How To Use Clarifiers

Step 1 - Balance Water Chemistry

Before using a clarifier, it is important to rule out certain other causes of cloudy water such as bacterial or algal blooms and chlorine or pH imbalances.

You can use a test kit to make sure your pool's chemical levels are within the appropriate operating ranges. Take any necessary steps to restore your pool’s pH, total alkalinity, and calcium hardness to ideal levels.

Clarifiers only work if your water cloudiness is caused by tiny debris particles, and will not address any other causes.

Before using a clarifier, you will want to ensure that your pool has a pH reading that falls between 7.4-7.6, and total alkalinity levels ranging from 80-120 parts per million (ppm).

Step 2 - Shock Treatment

If you have not done so during your treatment process already, you should also perform a shock treatment on your pool to eliminate any potential bacterial or algal blooms that may be occuring.

Use this pool shock calculator work out an appropriate dose.

You should then wait at least 24 hours after performing a shock treatment on your pool before continuing with a clarifier.

Step 3 - Turn On Pump & Filter

When adding a clarifier, your pump and filter should be left running constantly until your pool is clear.

If your pump was previously shut off for any amount of time, we recommend circulating your water for at least an hour before adding your clarifier so that debris does not form larger clumps than intended.

Step 4 - Calculate Clarifier Dose

To add a clarifier, find the ideal dosage based on the volume of your pool. Because clarifiers are available in many different strengths, you should always check the label information provided by your product manufacturer to determine the correct amount to use.

Step 5 - Add Clarifier To Pool

Distribute the calculated dose of clarifier around the perimeter of your pool.

Step 6 - Monitor Pump & Filter

Keep an eye on your filter and pump unit during the debris removal period. Check for signs that your filter may be getting clogged, such as slowly rising pressure drop over the filter.

If you suspect that your filter is becoming clogged, shut off your pump for as small of a period as possible in order to backwash or rinse your filter.

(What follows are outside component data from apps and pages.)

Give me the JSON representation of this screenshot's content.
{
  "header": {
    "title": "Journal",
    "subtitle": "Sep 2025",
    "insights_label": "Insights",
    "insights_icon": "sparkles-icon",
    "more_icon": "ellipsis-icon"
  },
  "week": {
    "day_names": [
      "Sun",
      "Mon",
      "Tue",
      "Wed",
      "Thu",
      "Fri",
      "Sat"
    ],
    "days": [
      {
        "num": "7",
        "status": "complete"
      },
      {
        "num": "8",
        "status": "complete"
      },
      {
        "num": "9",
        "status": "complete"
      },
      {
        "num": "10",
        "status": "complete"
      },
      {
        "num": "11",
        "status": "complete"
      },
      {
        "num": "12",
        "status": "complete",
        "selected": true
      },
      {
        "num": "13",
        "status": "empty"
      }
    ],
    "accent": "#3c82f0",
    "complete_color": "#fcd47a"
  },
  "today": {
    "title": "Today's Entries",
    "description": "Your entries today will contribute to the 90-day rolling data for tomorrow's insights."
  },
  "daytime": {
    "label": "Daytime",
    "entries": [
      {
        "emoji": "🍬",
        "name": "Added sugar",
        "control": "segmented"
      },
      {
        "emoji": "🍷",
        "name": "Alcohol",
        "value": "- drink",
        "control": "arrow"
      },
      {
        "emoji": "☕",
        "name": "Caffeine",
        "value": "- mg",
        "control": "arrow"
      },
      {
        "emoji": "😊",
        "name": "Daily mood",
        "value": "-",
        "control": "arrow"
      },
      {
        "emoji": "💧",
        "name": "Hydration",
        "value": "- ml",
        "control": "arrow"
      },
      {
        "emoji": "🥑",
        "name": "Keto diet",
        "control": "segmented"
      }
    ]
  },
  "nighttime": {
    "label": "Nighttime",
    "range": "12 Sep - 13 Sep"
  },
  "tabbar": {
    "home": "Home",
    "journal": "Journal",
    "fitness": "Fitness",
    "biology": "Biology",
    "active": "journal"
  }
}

Our top recommendation for pool water clarifier is Algon Pool Clarifier. Available in a 1L jug, this product will effectively fix your cloudy water without causing any of the undesirable changes in the pH level of your pool that may occur with other clarifiers.

In pools with less severe conditions, this clarifier can allow you to achieve noticeably clearer water in as little as 48 hours.

Sometimes, clarifying products are used as preventative agents. Our favourite clarifier for preventing cloudy pool water is Crystal Cube Plus Floc Blocks, which are small clarifier tablets that can be placed within your pool’s skimmer basket.

These blocks work by slowly releasing small amounts of clarifier over time, helping your filter capture more of the particles that are flowing through your pump system.

An added bonus of the Floc Blocks is that they also contain phosphate removing agents. Because a buildup of phosphates can increase the likelihood of bacteria and algae developing in your pool, this is an excellent feature to have combined with a slow release clarifier.


If you have been dealing with incurably cloudy pool water, a pool clarifier may be just what you need.

Capable of handling all of the tiny particles in your water that other treatment methods leave untouched, clarifiers work with your pool’s existing filter system to remove debris in your pool water.

We recommend clarifiers for those with cloudy pool water that is not considered severe. If your pool water is significantly more dirty than cloudy, or can even be considered so white as to be milky, you may want to consider the use of a flocculant for more effective results.

Although clarifiers can assist with clearing up dirtier water, this is not their primary purpose, so multiple treatments and prolonged treatment times should be expected when using them for this cause.

Do you have any questions about pool clarifiers or how to use them? Leave us a comment in the below, we’d love to help!

Louis from Pool Advisor


A chemical engineer by trade, Louis is committed to debunking myths in the pool industry by explaining the underlying chemistry and making it accessible to all.